The fast-fashion company “started charging a fee for online returns in multiple markets some time ago ... in a selection of countries mostly in Europe as well as the U.S.,” the spokesperson said.
Retailers from Amazon to Zara have slapped customers with return fees in recent months, and others, like Bath & Body Works, have toughened return policies in other ways. Like Zara and others, H&M has targeted online orders.
The question is why. It’s not clear whether the reason is because H&M’s online returns are higher or more costly than in-store returns, the retailer wants to incentivize its loyalty program or something else. The H&M spokesperson noted that the loyalty program is free, but declined to answer questions about why the retailer has instituted and is expanding online return fees.

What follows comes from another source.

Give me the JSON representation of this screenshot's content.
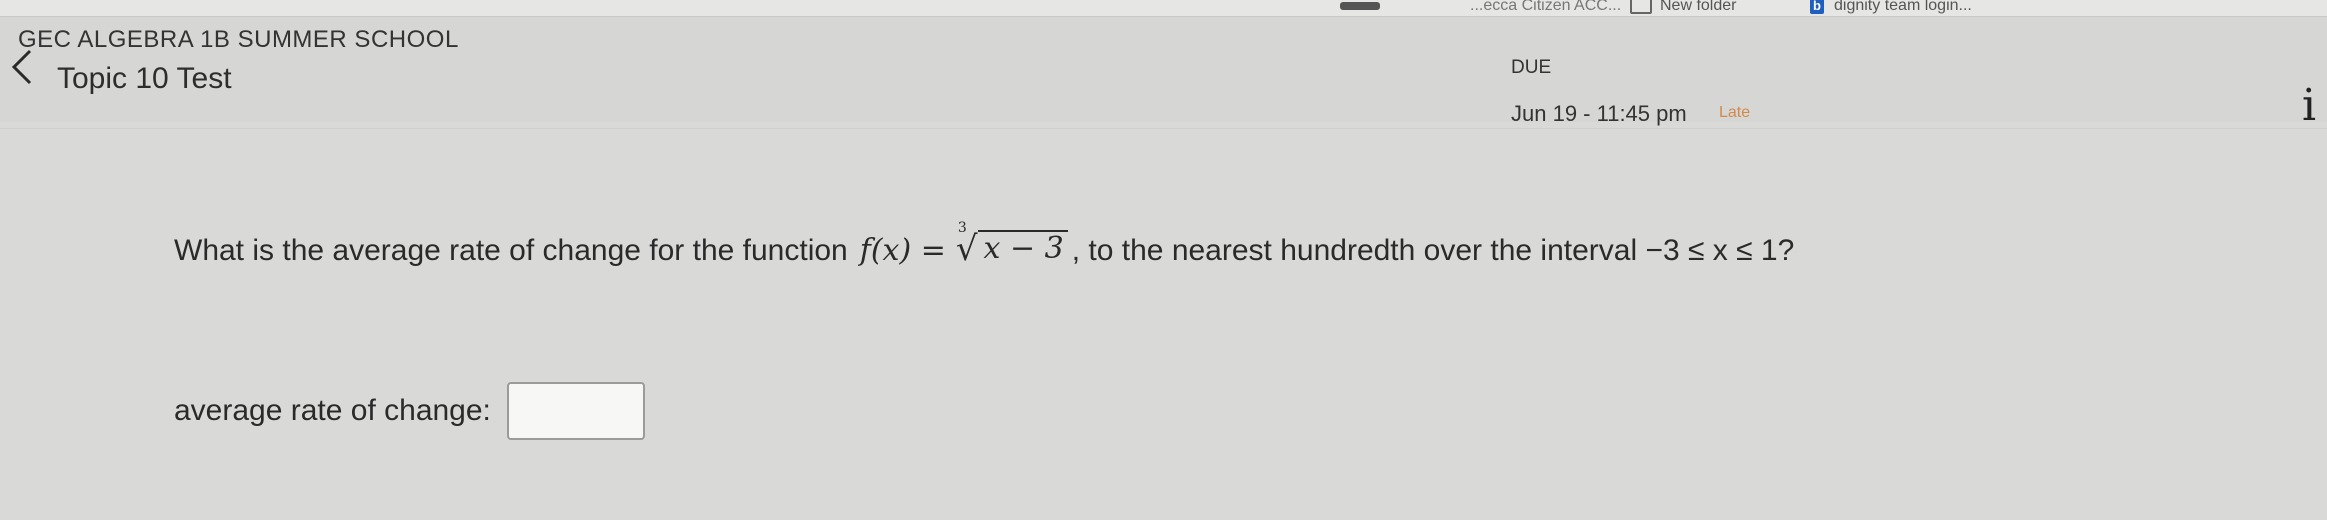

Returns have emerged as a sore spot in e-commerce. Many customers order multiple items in order to try them out, as they would in a store dressing room, before deciding whether to make a purchase.
“We strive to help our customers to find the right size and fit from the outset, in order to reduce the returns rate,” the H&M spokesperson said.
The National Retail Federation last year found that return rates have held steady at 16.5%, which translates to over $816 billion worth of returned merchandise. That means that, for every $1 billion in sales, the average retailer incurs $165 million in merchandise returns.
Moreover, for every $100 in returned merchandise, there is $10.40 in return fraud, according to the NRF, which has gone so far as to acquire the Reverse Logistics Association, a global trade group for the returns and reverse industry.
According to the NRF’s report, the rate of return at stores and online last year was on par. Costs and logistics differ, however. Retailers have scrambled to contain the skyrocketing expense of returns as consumers bought more online and supply chains buckled, especially during the height of the pandemic.
But it’s a balancing act, as many customers frown on stricter return policies, viewing them as unfair or inconvenient, according to a recent survey from supply chain management firm Blue Yonder. Nearly 60% of respondents say such policies deterred them from making a purchase, the survey found.